__Required action__:
The material must be repeated exactly, with every line intact.

__Task data__:
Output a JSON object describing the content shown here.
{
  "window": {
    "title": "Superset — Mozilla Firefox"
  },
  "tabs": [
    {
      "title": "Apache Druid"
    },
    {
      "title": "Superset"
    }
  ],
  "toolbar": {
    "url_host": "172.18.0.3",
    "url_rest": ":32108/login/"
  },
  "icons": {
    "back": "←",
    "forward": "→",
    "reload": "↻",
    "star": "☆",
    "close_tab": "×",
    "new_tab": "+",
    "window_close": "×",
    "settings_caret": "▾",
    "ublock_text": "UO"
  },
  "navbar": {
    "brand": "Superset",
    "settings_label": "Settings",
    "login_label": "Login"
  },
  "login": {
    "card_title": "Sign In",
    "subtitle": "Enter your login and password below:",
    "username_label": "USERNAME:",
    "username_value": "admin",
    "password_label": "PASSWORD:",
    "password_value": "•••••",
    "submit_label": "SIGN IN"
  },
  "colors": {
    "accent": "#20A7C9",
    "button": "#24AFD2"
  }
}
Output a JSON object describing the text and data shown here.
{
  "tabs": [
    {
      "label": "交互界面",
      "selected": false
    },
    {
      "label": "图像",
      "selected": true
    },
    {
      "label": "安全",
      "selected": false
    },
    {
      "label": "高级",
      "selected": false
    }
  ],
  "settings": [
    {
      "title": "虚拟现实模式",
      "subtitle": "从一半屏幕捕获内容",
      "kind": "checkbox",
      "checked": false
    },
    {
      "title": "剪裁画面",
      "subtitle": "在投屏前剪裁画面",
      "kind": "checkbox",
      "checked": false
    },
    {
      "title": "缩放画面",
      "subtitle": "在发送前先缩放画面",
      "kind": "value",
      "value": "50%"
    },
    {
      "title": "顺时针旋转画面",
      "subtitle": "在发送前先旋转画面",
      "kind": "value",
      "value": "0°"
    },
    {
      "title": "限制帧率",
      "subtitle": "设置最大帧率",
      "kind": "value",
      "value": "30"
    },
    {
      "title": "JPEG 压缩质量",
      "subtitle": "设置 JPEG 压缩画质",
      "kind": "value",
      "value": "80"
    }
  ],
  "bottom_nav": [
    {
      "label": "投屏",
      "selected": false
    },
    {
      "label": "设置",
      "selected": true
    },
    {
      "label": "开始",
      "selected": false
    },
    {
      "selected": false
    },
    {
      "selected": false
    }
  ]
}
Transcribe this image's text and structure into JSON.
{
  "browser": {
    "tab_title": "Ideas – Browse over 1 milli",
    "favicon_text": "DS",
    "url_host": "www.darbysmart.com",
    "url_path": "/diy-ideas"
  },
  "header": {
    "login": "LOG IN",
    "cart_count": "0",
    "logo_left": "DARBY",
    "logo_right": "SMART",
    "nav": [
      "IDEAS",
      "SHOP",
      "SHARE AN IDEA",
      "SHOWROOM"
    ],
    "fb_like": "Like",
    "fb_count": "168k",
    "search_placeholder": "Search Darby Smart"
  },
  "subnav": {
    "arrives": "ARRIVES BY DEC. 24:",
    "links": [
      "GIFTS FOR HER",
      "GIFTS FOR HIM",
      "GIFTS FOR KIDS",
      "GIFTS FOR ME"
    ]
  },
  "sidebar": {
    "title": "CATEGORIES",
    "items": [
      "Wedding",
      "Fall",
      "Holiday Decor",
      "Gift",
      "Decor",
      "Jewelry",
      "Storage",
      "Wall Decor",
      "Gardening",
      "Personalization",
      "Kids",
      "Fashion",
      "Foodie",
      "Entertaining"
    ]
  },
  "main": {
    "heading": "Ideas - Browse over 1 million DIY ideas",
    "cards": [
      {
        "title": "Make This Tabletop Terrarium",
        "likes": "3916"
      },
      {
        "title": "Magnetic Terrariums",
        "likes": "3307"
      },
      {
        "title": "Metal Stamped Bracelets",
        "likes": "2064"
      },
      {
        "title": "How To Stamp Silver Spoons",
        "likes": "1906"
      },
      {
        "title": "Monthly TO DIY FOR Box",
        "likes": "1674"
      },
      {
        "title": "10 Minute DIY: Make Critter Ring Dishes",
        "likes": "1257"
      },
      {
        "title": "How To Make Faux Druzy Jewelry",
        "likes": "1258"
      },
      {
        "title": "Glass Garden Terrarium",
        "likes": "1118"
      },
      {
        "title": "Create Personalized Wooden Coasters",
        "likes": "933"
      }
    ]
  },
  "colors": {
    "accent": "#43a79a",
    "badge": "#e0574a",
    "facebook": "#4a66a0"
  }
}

__Result of the task__:
Output a JSON object describing the content shown here.
{
  "window": {
    "title": "Superset — Mozilla Firefox"
  },
  "tabs": [
    {
      "title": "Apache Druid"
    },
    {
      "title": "Superset"
    }
  ],
  "toolbar": {
    "url_host": "172.18.0.3",
    "url_rest": ":32108/login/"
  },
  "icons": {
    "back": "←",
    "forward": "→",
    "reload": "↻",
    "star": "☆",
    "close_tab": "×",
    "new_tab": "+",
    "window_close": "×",
    "settings_caret": "▾",
    "ublock_text": "UO"
  },
  "navbar": {
    "brand": "Superset",
    "settings_label": "Settings",
    "login_label": "Login"
  },
  "login": {
    "card_title": "Sign In",
    "subtitle": "Enter your login and password below:",
    "username_label": "USERNAME:",
    "username_value": "admin",
    "password_label": "PASSWORD:",
    "password_value": "•••••",
    "submit_label": "SIGN IN"
  },
  "colors": {
    "accent": "#20A7C9",
    "button": "#24AFD2"
  }
}
Output a JSON object describing the text and data shown here.
{
  "tabs": [
    {
      "label": "交互界面",
      "selected": false
    },
    {
      "label": "图像",
      "selected": true
    },
    {
      "label": "安全",
      "selected": false
    },
    {
      "label": "高级",
      "selected": false
    }
  ],
  "settings": [
    {
      "title": "虚拟现实模式",
      "subtitle": "从一半屏幕捕获内容",
      "kind": "checkbox",
      "checked": false
    },
    {
      "title": "剪裁画面",
      "subtitle": "在投屏前剪裁画面",
      "kind": "checkbox",
      "checked": false
    },
    {
      "title": "缩放画面",
      "subtitle": "在发送前先缩放画面",
      "kind": "value",
      "value": "50%"
    },
    {
      "title": "顺时针旋转画面",
      "subtitle": "在发送前先旋转画面",
      "kind": "value",
      "value": "0°"
    },
    {
      "title": "限制帧率",
      "subtitle": "设置最大帧率",
      "kind": "value",
      "value": "30"
    },
    {
      "title": "JPEG 压缩质量",
      "subtitle": "设置 JPEG 压缩画质",
      "kind": "value",
      "value": "80"
    }
  ],
  "bottom_nav": [
    {
      "label": "投屏",
      "selected": false
    },
    {
      "label": "设置",
      "selected": true
    },
    {
      "label": "开始",
      "selected": false
    },
    {
      "selected": false
    },
    {
      "selected": false
    }
  ]
}
Transcribe this image's text and structure into JSON.
{
  "browser": {
    "tab_title": "Ideas – Browse over 1 milli",
    "favicon_text": "DS",
    "url_host": "www.darbysmart.com",
    "url_path": "/diy-ideas"
  },
  "header": {
    "login": "LOG IN",
    "cart_count": "0",
    "logo_left": "DARBY",
    "logo_right": "SMART",
    "nav": [
      "IDEAS",
      "SHOP",
      "SHARE AN IDEA",
      "SHOWROOM"
    ],
    "fb_like": "Like",
    "fb_count": "168k",
    "search_placeholder": "Search Darby Smart"
  },
  "subnav": {
    "arrives": "ARRIVES BY DEC. 24:",
    "links": [
      "GIFTS FOR HER",
      "GIFTS FOR HIM",
      "GIFTS FOR KIDS",
      "GIFTS FOR ME"
    ]
  },
  "sidebar": {
    "title": "CATEGORIES",
    "items": [
      "Wedding",
      "Fall",
      "Holiday Decor",
      "Gift",
      "Decor",
      "Jewelry",
      "Storage",
      "Wall Decor",
      "Gardening",
      "Personalization",
      "Kids",
      "Fashion",
      "Foodie",
      "Entertaining"
    ]
  },
  "main": {
    "heading": "Ideas - Browse over 1 million DIY ideas",
    "cards": [
      {
        "title": "Make This Tabletop Terrarium",
        "likes": "3916"
      },
      {
        "title": "Magnetic Terrariums",
        "likes": "3307"
      },
      {
        "title": "Metal Stamped Bracelets",
        "likes": "2064"
      },
      {
        "title": "How To Stamp Silver Spoons",
        "likes": "1906"
      },
      {
        "title": "Monthly TO DIY FOR Box",
        "likes": "1674"
      },
      {
        "title": "10 Minute DIY: Make Critter Ring Dishes",
        "likes": "1257"
      },
      {
        "title": "How To Make Faux Druzy Jewelry",
        "likes": "1258"
      },
      {
        "title": "Glass Garden Terrarium",
        "likes": "1118"
      },
      {
        "title": "Create Personalized Wooden Coasters",
        "likes": "933"
      }
    ]
  },
  "colors": {
    "accent": "#43a79a",
    "badge": "#e0574a",
    "facebook": "#4a66a0"
  }
}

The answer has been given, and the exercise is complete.